In United States v. Bowers, No. 05-4908 (3d Cir. Dec. 27, 2005), the Third Circuit has announced that felon in possession of a firearm, 18 U.S.C. § 922(g), is not a crime of violence for purposes of bail. The Bail Reform Act, 18 U.S.C. § 3142, requires a court to hold a detention hearing upon motion by the government if the defendant is charged with a crime of violence. The statute also lists factors to be considered in deciding whether to release a defendant, including whether the charged offense is a crime of violence.

The magistrate judge held a detention hearing and ordered Mr. Bowers detained. In affirming the magistrate’s order, the district court found that a detention hearing was justified solely because it deemed felon in possession a crime of violence. It also relied primarily upon this classification in upholding the magistrate’s decision to detain Mr. Bowers.

The Third Circuit disagreed with the district court’s rulings. In determining that the possession offense was clearly…

Evidentiary hearing ordered in 2255 proceedings alleging ineffective plea advice

Rounding out 2005, the Third Circuit has ruled that a district court abused its discretion by dismissing, without an evidentiary hearing, a Section 2255 motion alleging that trial counsel failed to inform the defendant of the possibility of entering an "open" guilty plea once plea negotiations with the government collapsed due to the defendant's refusal to cooperate against potential co-defendants. The court of appeals reiterated its "reasonably low threshold" for entitlement to an evidentiary hearing: a hearing must be held whenever the files and records of the case are inconclusive as to whether the movant is entitled to relief, accepting the movant's factual allegations as true unless clearly frivolous.
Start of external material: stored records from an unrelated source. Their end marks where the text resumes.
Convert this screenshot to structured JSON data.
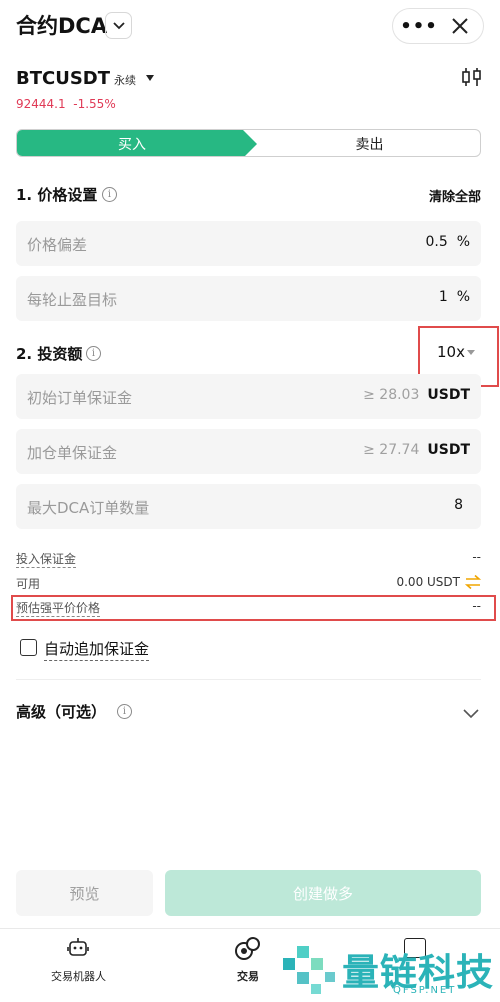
{
  "header": {
    "title": "合约DCA",
    "more_label": "•••"
  },
  "symbol": {
    "name": "BTCUSDT",
    "type": "永续",
    "price": "92444.1",
    "change": "-1.55%"
  },
  "toggle": {
    "buy": "买入",
    "sell": "卖出"
  },
  "price_settings": {
    "title": "1. 价格设置",
    "clear_all": "清除全部",
    "fields": [
      {
        "label": "价格偏差",
        "value": "0.5",
        "unit": "%"
      },
      {
        "label": "每轮止盈目标",
        "value": "1",
        "unit": "%"
      }
    ]
  },
  "investment": {
    "title": "2. 投资额",
    "leverage": "10x",
    "fields": [
      {
        "label": "初始订单保证金",
        "hint": "≥ 28.03",
        "unit": "USDT"
      },
      {
        "label": "加仓单保证金",
        "hint": "≥ 27.74",
        "unit": "USDT"
      },
      {
        "label": "最大DCA订单数量",
        "value": "8"
      }
    ]
  },
  "summary": {
    "invested_margin_label": "投入保证金",
    "invested_margin_value": "--",
    "available_label": "可用",
    "available_value": "0.00 USDT",
    "est_liq_label": "预估强平价价格",
    "est_liq_value": "--"
  },
  "auto_margin_label": "自动追加保证金",
  "advanced_label": "高级（可选）",
  "buttons": {
    "preview": "预览",
    "create": "创建做多"
  },
  "tabbar": [
    {
      "label": "交易机器人"
    },
    {
      "label": "交易"
    }
  ],
  "watermark": {
    "text": "量链科技",
    "sub": "QFSP.NET"
  },
  "colors": {
    "buy": "#27b883",
    "negative": "#e03a56",
    "highlight_box": "#e04b4b",
    "swap_icon": "#f0a500",
    "watermark": "#2bb3b8"
  }
}
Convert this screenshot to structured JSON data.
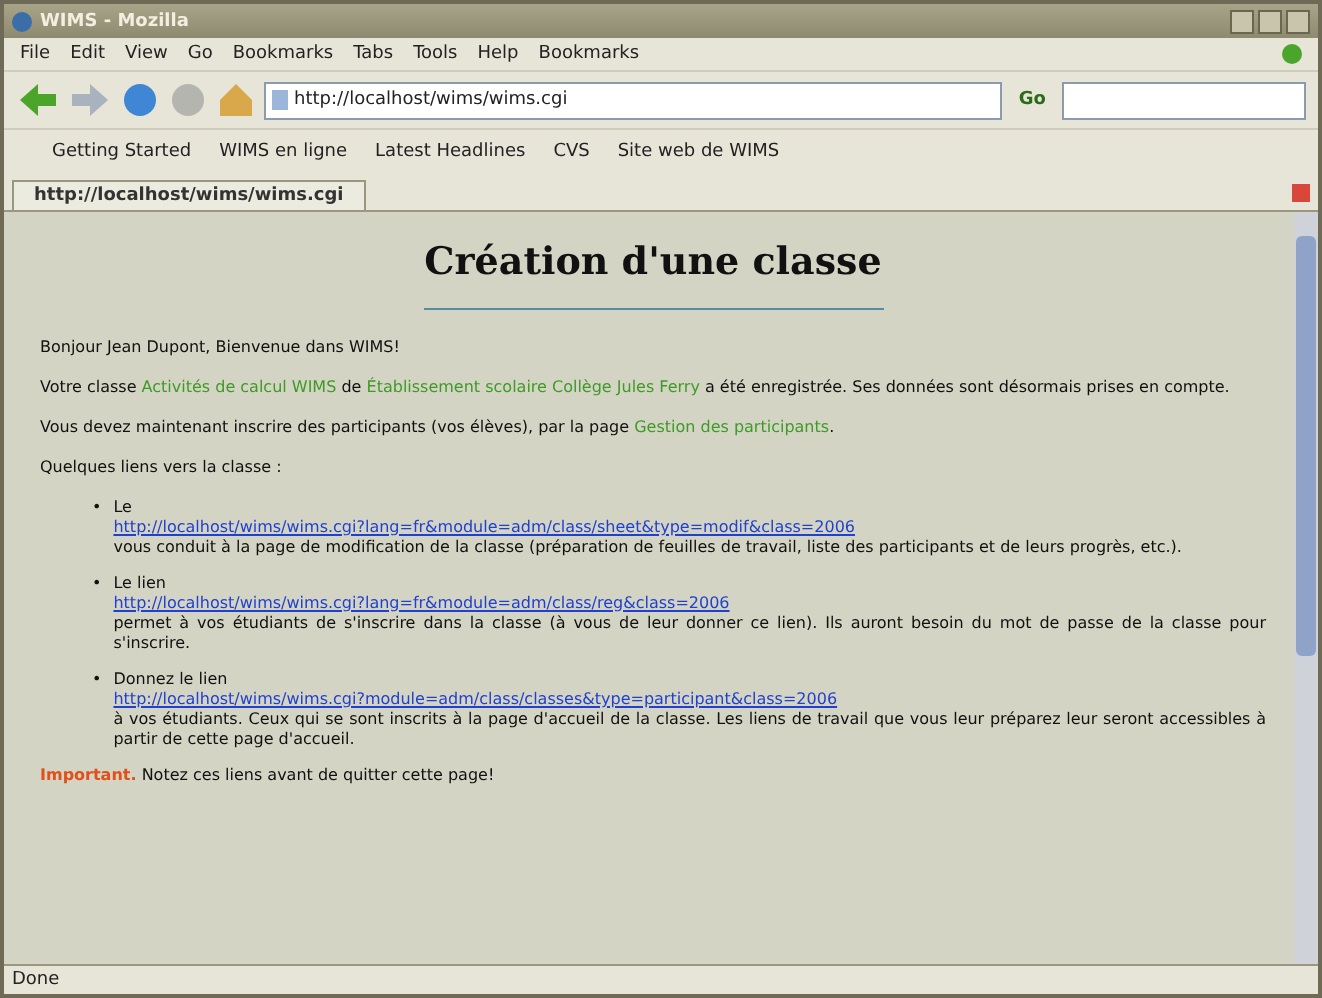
{
  "window": {
    "title": "WIMS - Mozilla"
  },
  "menu": [
    "File",
    "Edit",
    "View",
    "Go",
    "Bookmarks",
    "Tabs",
    "Tools",
    "Help",
    "Bookmarks"
  ],
  "address": {
    "value": "http://localhost/wims/wims.cgi"
  },
  "go_label": "Go",
  "bookmarks": [
    "Getting Started",
    "WIMS en ligne",
    "Latest Headlines",
    "CVS",
    "Site web de WIMS"
  ],
  "tab": {
    "label": "http://localhost/wims/wims.cgi",
    "selected": true
  },
  "page": {
    "title": "Création d'une classe",
    "greeting": "Bonjour Jean Dupont, Bienvenue dans WIMS!",
    "p1": "Votre classe **Activités de calcul WIMS** de **Établissement scolaire Collège Jules Ferry** a été enregistrée. Ses données sont désormais prises en compte.",
    "p2": "Vous devez maintenant inscrire des participants (vos élèves), par la page **Gestion des participants**.",
    "intro": "Quelques liens vers la classe :",
    "items": [
      {
        "marker": "•",
        "before": "Le",
        "link": "http://localhost/wims/wims.cgi?lang=fr&module=adm/class/sheet&type=modif&class=2006",
        "after": "vous conduit à la page de modification de la classe (préparation de feuilles de travail, liste des participants et de leurs progrès, etc.)."
      },
      {
        "marker": "•",
        "before": "Le lien",
        "link": "http://localhost/wims/wims.cgi?lang=fr&module=adm/class/reg&class=2006",
        "after": "permet à vos étudiants de s'inscrire dans la classe (à vous de leur donner ce lien). Ils auront besoin du mot de passe de la classe pour s'inscrire."
      },
      {
        "marker": "•",
        "before": "Donnez",
        "mid": "le",
        "end": "lien",
        "link": "http://localhost/wims/wims.cgi?module=adm/class/classes&type=participant&class=2006",
        "after": "à vos étudiants. Ceux qui se sont inscrits à la page d'accueil de la classe. Les liens de travail que vous leur préparez leur seront accessibles à partir de cette page d'accueil."
      }
    ],
    "important_label": "Important.",
    "important": "Notez ces liens avant de quitter cette page!"
  },
  "status": "Done"
}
Here, the movant alleged that trial counsel knew both that the evidence of guilt was overwhelming and that movant did not want to cooperate with the government, yet never advised him of the possibility of pleading open. Applying the Strickland standard, th…